In January of last year Shearsman Books published a delightful collection of poems by Harriet Tarlo and I do not use that adjective without some consideration. I remember reviewing her Anthology of Radical Landscape Poetry, The Ground Aslant (Shearsman 2011), when it first appeared and being struck by the sharp focus of the poet’s introduction in which she wrote ‘Language is a form in which landscape can come alive’. The quiet and perceptive intelligence of this brief statement was brought back to my mind yesterday when I was reading Madame Bovary in preparation for a talk to be given to Sixth-formers in a couple of weeks’ time. Flaubert’s understanding of the world as seen through the eyes of the sentimental Emma is placed, at one point, in terms of landscape:
‘She liked the sea only for its storms, and greenery only when it was thinly scattered among ruins. She had to be able to derive a kind of personal advantage from things; and she rejected as useless all that did not immediately contribute to her heart’s consummation—being of a temperament more sentimental than artistic, seeking emotions and not landscapes.’
Also in her introduction, the editor accounted for the diversity of texts by Wendy Mulford, Peter Larkin and many others as juxtaposing differing arrangements of prose blocks, found text and stanzas of poetry, ‘each within their own spaces.’ She then suggested that ‘these diverse texts speak to each other across the space, allowing readers to enter the poem and speculate over their relationship to each other’. I think that that it was the importance of this last statement that came back to my mind when I was looking at Harriet Tarlo’s Poems 2004-2014 and I re-read Gillian Allnutt’s comment on the back about this being a poetry ‘that thinks through time and place’.
I was looking closely at the concluding sequence of eleven poems, ‘insurmountable chasm’, many of which were originally embedded in an essay entitled ‘An Insurmountable Chasm?’: Revisiting, Re-imagining and Re-writing Classical Pastoral through the Modernist Poetry of H.D.’ which had been published four years ago in Classical Receptions. The first piece is what Tarlo terms ‘original’ and I think that it is very striking indeed in the different ways it can be read.
found words over space list
shunting sound leaf dust under
learning to hesitate leave it
long and longer over-creepage
The way that this poem is laid out is central to the manner in which it can be read and I am hoping that the spaces will have come over okay when my little piece has been transferred to the website blog.

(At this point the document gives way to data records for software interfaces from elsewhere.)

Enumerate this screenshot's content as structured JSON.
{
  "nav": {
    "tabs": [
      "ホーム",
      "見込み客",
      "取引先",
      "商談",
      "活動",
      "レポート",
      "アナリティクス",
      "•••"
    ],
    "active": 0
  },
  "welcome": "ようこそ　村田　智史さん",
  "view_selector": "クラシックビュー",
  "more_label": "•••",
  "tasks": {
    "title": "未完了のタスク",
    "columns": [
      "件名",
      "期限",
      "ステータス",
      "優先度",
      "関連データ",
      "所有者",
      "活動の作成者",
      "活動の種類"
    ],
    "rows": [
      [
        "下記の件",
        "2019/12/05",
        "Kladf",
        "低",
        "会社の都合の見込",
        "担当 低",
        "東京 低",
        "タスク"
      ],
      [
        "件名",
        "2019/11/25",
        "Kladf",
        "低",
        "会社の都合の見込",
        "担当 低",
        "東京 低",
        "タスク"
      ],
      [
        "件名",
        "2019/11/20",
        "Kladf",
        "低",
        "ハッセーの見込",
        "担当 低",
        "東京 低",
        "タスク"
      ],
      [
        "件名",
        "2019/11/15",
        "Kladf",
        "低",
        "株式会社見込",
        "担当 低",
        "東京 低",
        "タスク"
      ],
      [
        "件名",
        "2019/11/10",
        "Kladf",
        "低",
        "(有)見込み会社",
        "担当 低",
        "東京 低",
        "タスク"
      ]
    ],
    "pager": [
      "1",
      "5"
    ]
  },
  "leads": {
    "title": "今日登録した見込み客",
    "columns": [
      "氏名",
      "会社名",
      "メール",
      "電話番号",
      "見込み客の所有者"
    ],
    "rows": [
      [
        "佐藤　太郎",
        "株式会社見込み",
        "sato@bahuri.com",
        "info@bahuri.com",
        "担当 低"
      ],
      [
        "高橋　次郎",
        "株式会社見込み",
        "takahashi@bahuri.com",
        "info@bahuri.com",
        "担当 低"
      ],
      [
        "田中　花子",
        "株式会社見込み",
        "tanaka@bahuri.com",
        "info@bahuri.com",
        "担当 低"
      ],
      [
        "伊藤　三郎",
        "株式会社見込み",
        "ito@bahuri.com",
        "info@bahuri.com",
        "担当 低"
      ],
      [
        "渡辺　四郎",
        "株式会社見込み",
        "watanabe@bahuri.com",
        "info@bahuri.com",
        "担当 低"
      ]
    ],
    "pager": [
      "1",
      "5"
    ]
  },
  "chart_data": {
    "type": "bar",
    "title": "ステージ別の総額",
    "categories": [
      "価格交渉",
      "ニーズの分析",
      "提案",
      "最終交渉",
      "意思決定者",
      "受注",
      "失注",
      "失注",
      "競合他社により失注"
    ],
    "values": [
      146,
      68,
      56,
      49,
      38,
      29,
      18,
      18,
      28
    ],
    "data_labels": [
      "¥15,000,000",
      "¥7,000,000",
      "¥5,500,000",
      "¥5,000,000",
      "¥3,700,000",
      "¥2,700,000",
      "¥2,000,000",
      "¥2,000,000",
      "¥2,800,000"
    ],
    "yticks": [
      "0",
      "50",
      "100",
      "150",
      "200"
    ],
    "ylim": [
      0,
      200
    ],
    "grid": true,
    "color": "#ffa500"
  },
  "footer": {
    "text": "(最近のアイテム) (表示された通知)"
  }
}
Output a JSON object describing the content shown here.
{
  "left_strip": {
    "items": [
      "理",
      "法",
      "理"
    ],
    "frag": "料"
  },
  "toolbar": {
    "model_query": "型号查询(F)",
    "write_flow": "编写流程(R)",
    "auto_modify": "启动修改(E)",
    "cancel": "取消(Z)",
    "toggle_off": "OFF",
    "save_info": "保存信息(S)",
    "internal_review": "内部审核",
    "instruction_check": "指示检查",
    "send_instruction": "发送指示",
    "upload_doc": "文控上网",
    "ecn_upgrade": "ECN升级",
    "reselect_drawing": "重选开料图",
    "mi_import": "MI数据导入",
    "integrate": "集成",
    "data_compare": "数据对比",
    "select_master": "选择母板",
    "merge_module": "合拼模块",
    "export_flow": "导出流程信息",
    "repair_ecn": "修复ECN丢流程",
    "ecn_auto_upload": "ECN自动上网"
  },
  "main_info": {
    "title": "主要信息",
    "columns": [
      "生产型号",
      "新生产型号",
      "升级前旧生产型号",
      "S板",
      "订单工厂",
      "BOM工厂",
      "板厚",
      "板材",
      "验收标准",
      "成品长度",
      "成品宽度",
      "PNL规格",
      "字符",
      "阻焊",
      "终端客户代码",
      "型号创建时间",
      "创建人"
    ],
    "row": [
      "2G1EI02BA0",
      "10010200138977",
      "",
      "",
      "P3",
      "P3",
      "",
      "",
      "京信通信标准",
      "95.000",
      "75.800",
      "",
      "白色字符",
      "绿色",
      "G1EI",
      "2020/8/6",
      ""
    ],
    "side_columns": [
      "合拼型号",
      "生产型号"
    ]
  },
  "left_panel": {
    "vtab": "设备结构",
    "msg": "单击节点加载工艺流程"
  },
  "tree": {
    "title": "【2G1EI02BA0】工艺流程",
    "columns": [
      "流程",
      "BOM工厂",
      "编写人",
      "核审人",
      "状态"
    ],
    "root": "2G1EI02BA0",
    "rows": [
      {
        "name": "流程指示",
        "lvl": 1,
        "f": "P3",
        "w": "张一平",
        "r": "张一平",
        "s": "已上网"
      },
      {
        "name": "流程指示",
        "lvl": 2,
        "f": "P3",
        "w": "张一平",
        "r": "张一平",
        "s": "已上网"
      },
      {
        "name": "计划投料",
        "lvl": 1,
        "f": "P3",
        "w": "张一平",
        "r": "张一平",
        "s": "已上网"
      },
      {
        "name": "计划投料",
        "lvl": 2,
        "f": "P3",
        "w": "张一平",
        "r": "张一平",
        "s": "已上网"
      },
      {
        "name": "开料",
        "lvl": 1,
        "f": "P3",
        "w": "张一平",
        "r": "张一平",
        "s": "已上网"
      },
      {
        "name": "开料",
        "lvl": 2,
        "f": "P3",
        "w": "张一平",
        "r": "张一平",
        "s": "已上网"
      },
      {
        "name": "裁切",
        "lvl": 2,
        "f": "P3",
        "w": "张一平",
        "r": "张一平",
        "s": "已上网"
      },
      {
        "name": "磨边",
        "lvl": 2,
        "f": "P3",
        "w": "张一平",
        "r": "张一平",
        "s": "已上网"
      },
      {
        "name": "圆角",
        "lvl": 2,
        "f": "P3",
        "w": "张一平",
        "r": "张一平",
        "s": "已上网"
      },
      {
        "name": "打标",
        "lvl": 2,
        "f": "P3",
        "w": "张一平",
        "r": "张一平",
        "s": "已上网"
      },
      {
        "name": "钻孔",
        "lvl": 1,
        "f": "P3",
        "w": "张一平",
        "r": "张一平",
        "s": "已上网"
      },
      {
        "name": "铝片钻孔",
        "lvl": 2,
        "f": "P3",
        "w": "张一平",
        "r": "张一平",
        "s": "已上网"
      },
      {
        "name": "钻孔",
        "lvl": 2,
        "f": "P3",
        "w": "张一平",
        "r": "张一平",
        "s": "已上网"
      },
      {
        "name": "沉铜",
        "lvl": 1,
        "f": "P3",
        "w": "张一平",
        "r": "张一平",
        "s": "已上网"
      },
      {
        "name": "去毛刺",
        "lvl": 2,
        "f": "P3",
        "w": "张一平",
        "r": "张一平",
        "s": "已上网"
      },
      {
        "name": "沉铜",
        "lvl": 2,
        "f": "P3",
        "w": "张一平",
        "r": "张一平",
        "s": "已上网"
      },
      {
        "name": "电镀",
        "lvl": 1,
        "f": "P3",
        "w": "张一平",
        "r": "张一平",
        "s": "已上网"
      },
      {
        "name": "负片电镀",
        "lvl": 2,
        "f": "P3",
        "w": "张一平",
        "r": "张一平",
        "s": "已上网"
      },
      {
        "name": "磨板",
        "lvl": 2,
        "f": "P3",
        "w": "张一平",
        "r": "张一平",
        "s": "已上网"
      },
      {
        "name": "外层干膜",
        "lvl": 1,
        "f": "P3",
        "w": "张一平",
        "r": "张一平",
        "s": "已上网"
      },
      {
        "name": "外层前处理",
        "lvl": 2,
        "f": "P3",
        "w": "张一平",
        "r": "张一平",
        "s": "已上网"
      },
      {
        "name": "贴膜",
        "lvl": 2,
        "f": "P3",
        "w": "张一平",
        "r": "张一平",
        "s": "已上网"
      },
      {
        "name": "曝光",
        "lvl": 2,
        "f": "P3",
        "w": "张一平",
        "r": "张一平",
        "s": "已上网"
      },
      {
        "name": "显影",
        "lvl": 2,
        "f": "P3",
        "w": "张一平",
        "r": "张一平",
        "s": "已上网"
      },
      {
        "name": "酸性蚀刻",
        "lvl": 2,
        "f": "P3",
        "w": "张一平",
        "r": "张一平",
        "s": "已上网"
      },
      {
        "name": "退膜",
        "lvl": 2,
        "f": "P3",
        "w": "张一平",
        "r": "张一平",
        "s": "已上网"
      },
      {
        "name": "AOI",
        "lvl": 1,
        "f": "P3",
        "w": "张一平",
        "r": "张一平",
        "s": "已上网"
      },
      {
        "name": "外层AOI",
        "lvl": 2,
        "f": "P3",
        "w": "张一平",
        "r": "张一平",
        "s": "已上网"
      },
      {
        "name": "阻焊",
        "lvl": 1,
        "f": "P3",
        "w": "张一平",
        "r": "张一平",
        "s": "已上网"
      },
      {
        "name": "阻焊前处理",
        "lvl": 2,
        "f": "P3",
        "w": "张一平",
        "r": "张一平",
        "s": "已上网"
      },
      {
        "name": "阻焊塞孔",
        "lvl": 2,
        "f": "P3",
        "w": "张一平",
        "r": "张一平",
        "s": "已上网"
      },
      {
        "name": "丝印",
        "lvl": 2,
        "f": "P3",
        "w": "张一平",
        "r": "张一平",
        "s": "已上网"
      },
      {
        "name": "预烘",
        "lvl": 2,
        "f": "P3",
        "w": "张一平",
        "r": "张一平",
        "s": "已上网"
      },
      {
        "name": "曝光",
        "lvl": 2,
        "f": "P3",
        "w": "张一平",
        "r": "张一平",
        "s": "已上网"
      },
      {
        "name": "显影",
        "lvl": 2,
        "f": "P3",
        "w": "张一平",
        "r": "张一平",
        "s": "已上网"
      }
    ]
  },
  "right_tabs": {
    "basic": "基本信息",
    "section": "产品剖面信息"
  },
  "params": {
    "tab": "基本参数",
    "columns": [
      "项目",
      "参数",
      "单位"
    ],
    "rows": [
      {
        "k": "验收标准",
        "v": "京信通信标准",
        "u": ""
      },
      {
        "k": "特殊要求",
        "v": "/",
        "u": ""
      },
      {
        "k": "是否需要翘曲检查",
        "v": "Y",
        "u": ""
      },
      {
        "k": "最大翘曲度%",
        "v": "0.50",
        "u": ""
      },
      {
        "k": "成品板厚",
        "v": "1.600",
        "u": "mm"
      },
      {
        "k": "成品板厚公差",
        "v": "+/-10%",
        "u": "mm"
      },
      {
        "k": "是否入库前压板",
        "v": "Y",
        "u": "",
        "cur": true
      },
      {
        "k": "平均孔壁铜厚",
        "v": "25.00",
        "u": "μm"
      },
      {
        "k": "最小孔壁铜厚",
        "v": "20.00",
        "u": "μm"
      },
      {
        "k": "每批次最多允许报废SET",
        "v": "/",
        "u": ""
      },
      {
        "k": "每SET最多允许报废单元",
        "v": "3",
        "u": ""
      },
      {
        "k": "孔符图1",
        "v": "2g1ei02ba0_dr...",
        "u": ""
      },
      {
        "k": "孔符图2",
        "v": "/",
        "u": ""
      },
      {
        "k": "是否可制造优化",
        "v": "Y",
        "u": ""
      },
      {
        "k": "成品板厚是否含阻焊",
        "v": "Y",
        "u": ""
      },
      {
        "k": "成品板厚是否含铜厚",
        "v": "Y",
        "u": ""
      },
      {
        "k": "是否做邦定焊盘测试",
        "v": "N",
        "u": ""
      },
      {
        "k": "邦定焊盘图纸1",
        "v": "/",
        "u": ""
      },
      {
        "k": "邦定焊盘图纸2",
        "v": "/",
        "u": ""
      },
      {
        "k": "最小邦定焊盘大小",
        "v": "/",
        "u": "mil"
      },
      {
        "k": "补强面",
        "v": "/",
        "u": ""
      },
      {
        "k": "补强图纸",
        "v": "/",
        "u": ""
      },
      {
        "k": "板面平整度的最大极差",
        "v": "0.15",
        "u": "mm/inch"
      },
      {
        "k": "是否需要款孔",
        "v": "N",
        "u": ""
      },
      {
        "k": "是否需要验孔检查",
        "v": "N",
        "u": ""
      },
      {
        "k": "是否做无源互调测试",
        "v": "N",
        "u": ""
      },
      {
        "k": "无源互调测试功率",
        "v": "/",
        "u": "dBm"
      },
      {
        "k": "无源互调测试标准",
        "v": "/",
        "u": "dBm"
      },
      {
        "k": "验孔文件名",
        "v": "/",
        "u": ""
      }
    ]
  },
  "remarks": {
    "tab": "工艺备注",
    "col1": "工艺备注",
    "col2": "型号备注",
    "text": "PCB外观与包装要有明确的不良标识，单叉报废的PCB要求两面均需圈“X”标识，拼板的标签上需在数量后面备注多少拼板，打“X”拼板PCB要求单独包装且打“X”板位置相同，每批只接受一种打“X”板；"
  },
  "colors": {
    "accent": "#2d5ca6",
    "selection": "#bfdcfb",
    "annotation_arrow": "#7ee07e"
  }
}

If not then readers will have to write out the twenty-one words for themselves or, much better, buy a copy of this delightful collection: it will repay many hours of focused study as one appreciates how language is a form in which landscape can come alive.
In his essay ‘Four Different Ways of looking at J.H. Prynne’s Chinese Poem’ (Quid 7), Li Zhimin wrote:
‘To judge whether a classical Chinese poem is successful, the first and most important question is to see whether it creates an integrated Yijing, which refers to the overall effect of a poem, a sort of picturing imagination fully including the poet’s genuine understanding of life at large, of human beings, of nature and the universe…The appreciation of a good classical Chinese poem often runs beyond explanation. In many cases, it is simply unexplainable. The more one explains, the more its beauty will be blurred for readers…’
Li Zhimin goes on to tell us that the usual way of reading a traditional Chinese poem is (i) from right to left vertically downwards. A more modern Chinese way, more familiar of course to us, is (ii) from left to right, horizontally. A third way of reading (iii), combining the two cultures could combine the traditional Chinese-right-to-left and the English-horizontal and one might even be compelled to try (iv) the English-left-to-right and the traditional Chinese-vertical way. Looking at Harriet Tarlo’s first poem in ‘insurmountable chasm’ the effect of these different ways of reading can be felt immediately and I just want to point out a few of the delights which I came across while leaving the continued and continuing reading of these poems to you.
In (i) watch how the pun on ‘leave’ (leaf) is followed by the thrust forward of ‘over-creepage’ to ‘over leaf’ which hesitates before the enclosing growth of ‘ivy’ becomes language.
In (ii) watch how ‘space list’, a white page perhaps(?), seeks space ‘over’ language, words which are that ‘dust’ of accumulation under ‘leaf’ can be given voice ‘shunting sound’.
This beautifully put together book of poems sheds light.
Ian Brinton 17th January 2016